Excursion to Montreal, September 25

September 25 All day

Your AFLCR is going to Montreal! On Sunday, September 25, 2022, we are offering a guided trip to the Old City of Montreal. It’s open to twelve people, members and nonmembers alike

If you’re interested in participating, please register right away. Registration is free. Anticipated costs, including parking, admission to sites, lunch, etc., where known, are indicated on the itinerary. We’ll provide additional details once you’ve registered. 

We have one driver but are looking for another—someone with a car that can accommodate 5 people. Could that be you? 

If you have questions, please contact Marjorie London at secretary@aflcr.org.

Click here to register!

Itinerary

7:00 am: Depart from Alliance Française, 43 King St., Burlington 

Enter Montreal over the Champlain Bridge. In June 2019, Montreal celebrated the opening of this 3.4-kilometer bridge, one of the largest and busiest in North America. Spanning the St. Lawrence River and its international shipping channel, it is a vital thoroughfare for both goods and people.

9:30 am: Mount Royal Chalet, 1196 Camillien-Houde Road

At the summit of Montreal’s namesake mountain, you will find the Mount Royal Chalet. With its iconic architecture, it’s part of the city’s heritage, and a perfect vantage point for viewing the city skyline. 

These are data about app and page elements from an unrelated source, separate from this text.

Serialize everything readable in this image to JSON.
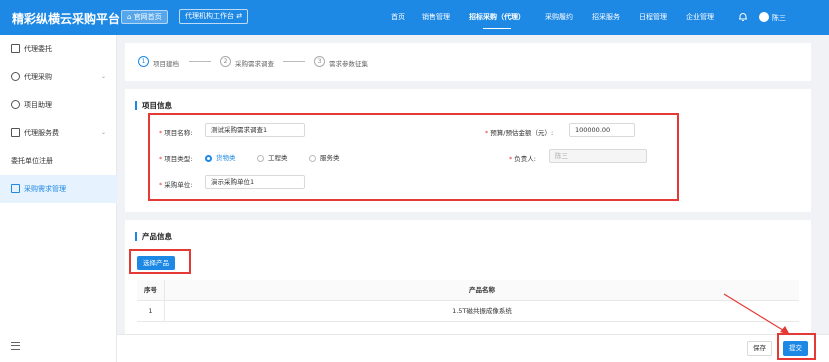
{
  "header": {
    "brand": "精彩纵横云采购平台",
    "home_button": "官网首页",
    "workbench_button": "代理机构工作台 ⇄",
    "nav": [
      "首页",
      "销售管理",
      "招标采购（代理）",
      "采购履约",
      "招采服务",
      "日程管理",
      "企业管理"
    ],
    "active_nav": "招标采购（代理）",
    "user_name": "陈三"
  },
  "sidebar": {
    "items": [
      {
        "label": "代理委托",
        "icon": "document-icon"
      },
      {
        "label": "代理采购",
        "icon": "user-icon"
      },
      {
        "label": "项目助理",
        "icon": "user-icon"
      },
      {
        "label": "代理服务费",
        "icon": "fee-icon"
      },
      {
        "label": "委托单位注册",
        "icon": ""
      },
      {
        "label": "采购需求管理",
        "icon": "form-icon"
      }
    ],
    "active": "采购需求管理"
  },
  "steps": [
    {
      "num": "1",
      "label": "项目建档"
    },
    {
      "num": "2",
      "label": "采购需求调查"
    },
    {
      "num": "3",
      "label": "需求参数征集"
    }
  ],
  "project_info": {
    "section_title": "项目信息",
    "project_name_label": "项目名称:",
    "project_name_value": "测试采购需求调查1",
    "budget_label": "预算/预估金额（元）:",
    "budget_value": "100000.00",
    "project_type_label": "项目类型:",
    "type_options": [
      "货物类",
      "工程类",
      "服务类"
    ],
    "type_selected": "货物类",
    "owner_label": "负责人:",
    "owner_value": "陈三",
    "purchaser_label": "采购单位:",
    "purchaser_value": "演示采购单位1"
  },
  "products": {
    "section_title": "产品信息",
    "select_button": "选择产品",
    "columns": [
      "序号",
      "产品名称"
    ],
    "rows": [
      {
        "index": "1",
        "name": "1.5T磁共振成像系统"
      }
    ]
  },
  "footer": {
    "save_label": "保存",
    "submit_label": "提交"
  },
  "colors": {
    "primary": "#1e88e5",
    "highlight": "#e53935"
  }
}
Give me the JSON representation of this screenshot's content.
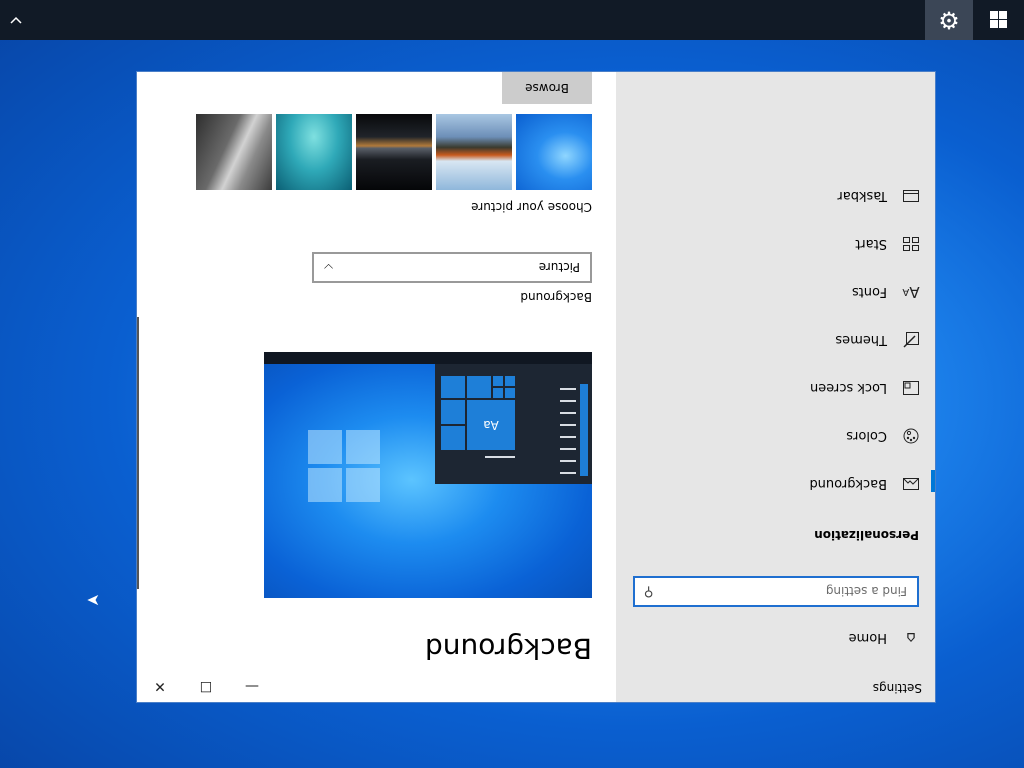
{
  "taskbar": {
    "settings_icon": "gear-icon",
    "start_icon": "windows-logo-icon",
    "chevron_icon": "chevron-down-icon"
  },
  "window": {
    "app_title": "Settings",
    "caption": {
      "minimize": "—",
      "maximize": "☐",
      "close": "✕"
    },
    "sidebar": {
      "home_label": "Home",
      "search_placeholder": "Find a setting",
      "section_title": "Personalization",
      "items": [
        {
          "label": "Background",
          "icon": "picture-icon",
          "selected": true
        },
        {
          "label": "Colors",
          "icon": "palette-icon"
        },
        {
          "label": "Lock screen",
          "icon": "lock-screen-icon"
        },
        {
          "label": "Themes",
          "icon": "themes-icon"
        },
        {
          "label": "Fonts",
          "icon": "fonts-icon"
        },
        {
          "label": "Start",
          "icon": "start-icon"
        },
        {
          "label": "Taskbar",
          "icon": "taskbar-icon"
        }
      ]
    },
    "content": {
      "page_title": "Background",
      "preview": {
        "tile_label": "Aa"
      },
      "background_label": "Background",
      "background_value": "Picture",
      "choose_label": "Choose your picture",
      "browse_label": "Browse"
    }
  },
  "colors": {
    "accent": "#0078d7",
    "sidebar_bg": "#e6e6e6",
    "taskbar_bg": "#111a26"
  }
}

Montreal from Mount Royal
View from Mount Royal Chalet

Outside, the stone façade features large windows and elegant doors, while the adjoining Kondiaronk Belvedere lookout affords a breathtaking vista of downtown Montreal and the Monteregian Hills in the distance. Inside, large-scale paintings depict the history of Montreal by Canadian artists, including Marc-Aurèle Fortin, Paul-Émile Borduas, and Edwin H. Holgate. Exposed beams decorated with carved wooden squirrels, chandeliers, and a large fireplace complete the rustic scene.

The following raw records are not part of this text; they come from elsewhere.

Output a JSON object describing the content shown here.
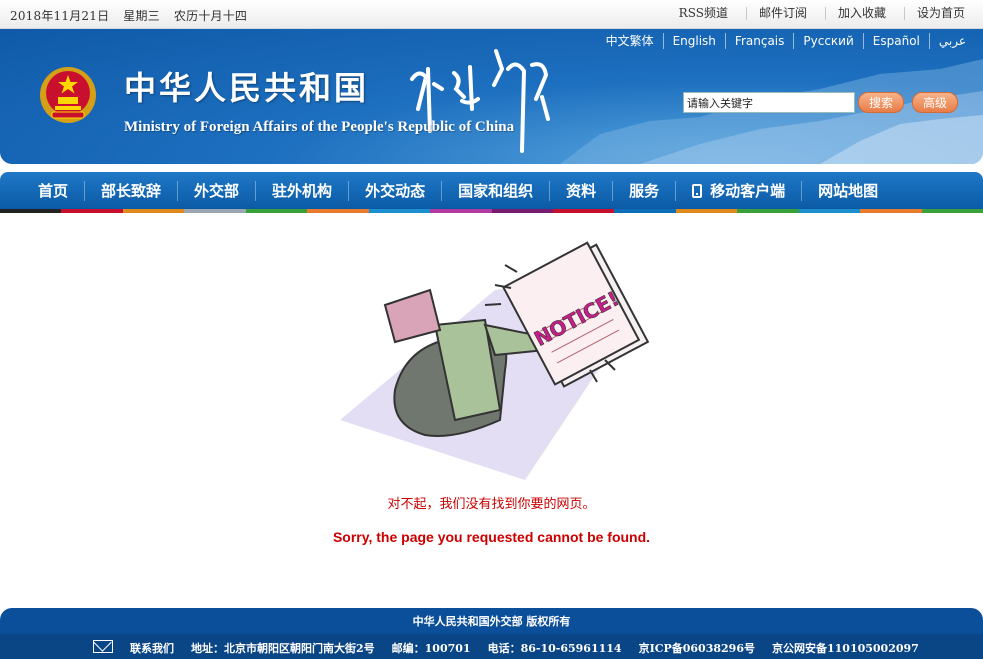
{
  "topbar": {
    "date": "2018年11月21日",
    "weekday": "星期三",
    "lunar": "农历十月十四",
    "links": [
      "RSS频道",
      "邮件订阅",
      "加入收藏",
      "设为首页"
    ]
  },
  "header": {
    "title_cn": "中华人民共和国",
    "title_en": "Ministry of  Foreign Affairs of the People's Republic of China",
    "languages": [
      "中文繁体",
      "English",
      "Français",
      "Русский",
      "Español",
      "عربي"
    ],
    "search_placeholder": "请输入关键字",
    "search_button": "搜索",
    "advanced_button": "高级"
  },
  "nav": {
    "items": [
      "首页",
      "部长致辞",
      "外交部",
      "驻外机构",
      "外交动态",
      "国家和组织",
      "资料",
      "服务",
      "移动客户端",
      "网站地图"
    ],
    "strip_colors": [
      "#222222",
      "#c8102e",
      "#e08a1e",
      "#9aa7b3",
      "#3aa03a",
      "#e87c2e",
      "#1c8fcf",
      "#b03aa0",
      "#7a1c6e",
      "#c8102e",
      "#0d6eb8",
      "#e08a1e",
      "#3aa03a",
      "#1c8fcf",
      "#e87c2e",
      "#3aa03a"
    ]
  },
  "content": {
    "notice_text": "NOTICE!",
    "message_cn": "对不起，我们没有找到你要的网页。",
    "message_en": "Sorry, the page you requested cannot be found."
  },
  "footer": {
    "copyright": "中华人民共和国外交部  版权所有",
    "contact": "联系我们",
    "address": "地址：北京市朝阳区朝阳门南大街2号",
    "postcode": "邮编：100701",
    "phone": "电话：86-10-65961114",
    "icp": "京ICP备06038296号",
    "police": "京公网安备110105002097"
  }
}
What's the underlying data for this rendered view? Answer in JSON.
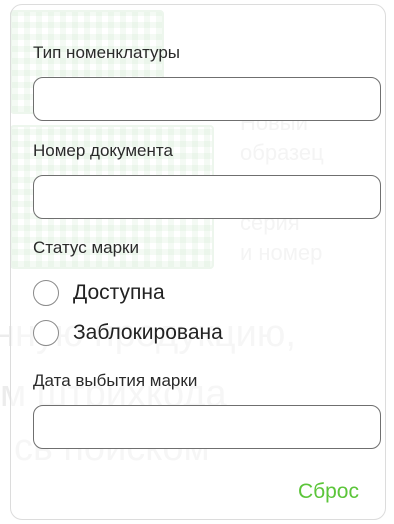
{
  "background": {
    "caption_lines": [
      "Новый",
      "образец",
      "серия",
      "и номер"
    ],
    "big_lines": [
      "нную продукцию,",
      "м штрихкода",
      "сь поиском"
    ]
  },
  "filters": {
    "nomenclature_type": {
      "label": "Тип номенклатуры",
      "value": ""
    },
    "document_number": {
      "label": "Номер документа",
      "value": ""
    },
    "mark_status": {
      "label": "Статус марки",
      "options": [
        {
          "label": "Доступна",
          "selected": false
        },
        {
          "label": "Заблокирована",
          "selected": false
        }
      ]
    },
    "mark_disposal_date": {
      "label": "Дата выбытия марки",
      "value": ""
    },
    "reset_label": "Сброс"
  },
  "colors": {
    "accent": "#5cc53a",
    "border": "#6f6f6f"
  }
}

Parking: $3 to $3.75 per hour.* Parking kiosks accept credit cards.

10:30 am: Depart for Old Montreal

Park at the Old Port of Montreal, 333 de la Commune West, Old Montreal. Parking costs $35 per car per day.

11:00 am: Musée Pointe-à-Callière, 350 Place Royale

The Pointe-à-Callière Museum of archaeology and history was founded in 1992 as part of Montreal’s 350th birthday celebrations. The museum exhibits artifacts from the region’s First Nations that illustrate how the cultures coexisted and interacted. Other displays show how the French and British influenced the history of this territory over the years. In 1924 Pointe-à-Callière was designated a Montreal’s Birthplace National Historic Site. Admission: Adult (31 to 64) $25, senior (65+) $24 (valid ID required)

1:00 pm: Vieux-Port Steakhouse, 39 Saint Paul Street East

We’ll stop here for lunch. According to its website, “The quality of our meat has made us famous while our welcoming service, attentive staff, and classic décor made us a must in Montreal. Located directly on St. Paul Street in a superb century-old building, Vieux-Port Steakhouse will charm you with its authentic stone walls, hardwood floors, and cozy fireplaces.”

Montreal Notre Dame basilica
Notre Dame Basilica

2:30 pm: Notre-Dame Basilica, 110 Notre-Dame Street West

Notre-Dame, according to its website, “stands as a majestic testament to the importance of religion and art throughout the city’s history. It is a masterpiece of Gothic Revival architecture. The basilica’s interior is a sight to behold, with its blue colours, shimmering gold-leaf ornamentation, intricate woodwork, religious paintings and colourful stained-glass windows depicting over 350 years. Featuring a 7,000-pipe Casavant organ, its remarkable acoustics are only matched by the beauty of the surroundings.

“To learn more about the Basilica, take part in self-guided tours, where you will be invited to explore 24 points of interest, each highlighting works of art, architectural elements and much more.”

Montreal Hotel de Ville
Hôtel de Ville

Admission: Adult or senior $14.00 + $1.00 service fee; group (10+) $12.00 + $1.00 service fee*

4:00 pm: Hôtel de Ville (City Hall), 275 Notre-Dame Street East

In 1967, from the balcony of the Montreal City Hall, French president Charles de Gaulle spoke the powerful phrase “Vive le Québec libre” to the people of Quebec. Translated as “Long Live Free Quebec,” it was considered an endorsement of Quebec sovereignty. Partially due to the Canadian government’s outrage at this statement, De Gaulle had to cut his visit short.

5:00 – 7:00 pm: Free time for shopping and dinner 

Farewell to Montreal, return to Burlington via Pont Jacques Cartier

We hope you had a wonderful day!

Nous espérons que vous avez passé une merveilleuse journée!

*Costs are in Canadian dollars

Photos @Wikimedia Commons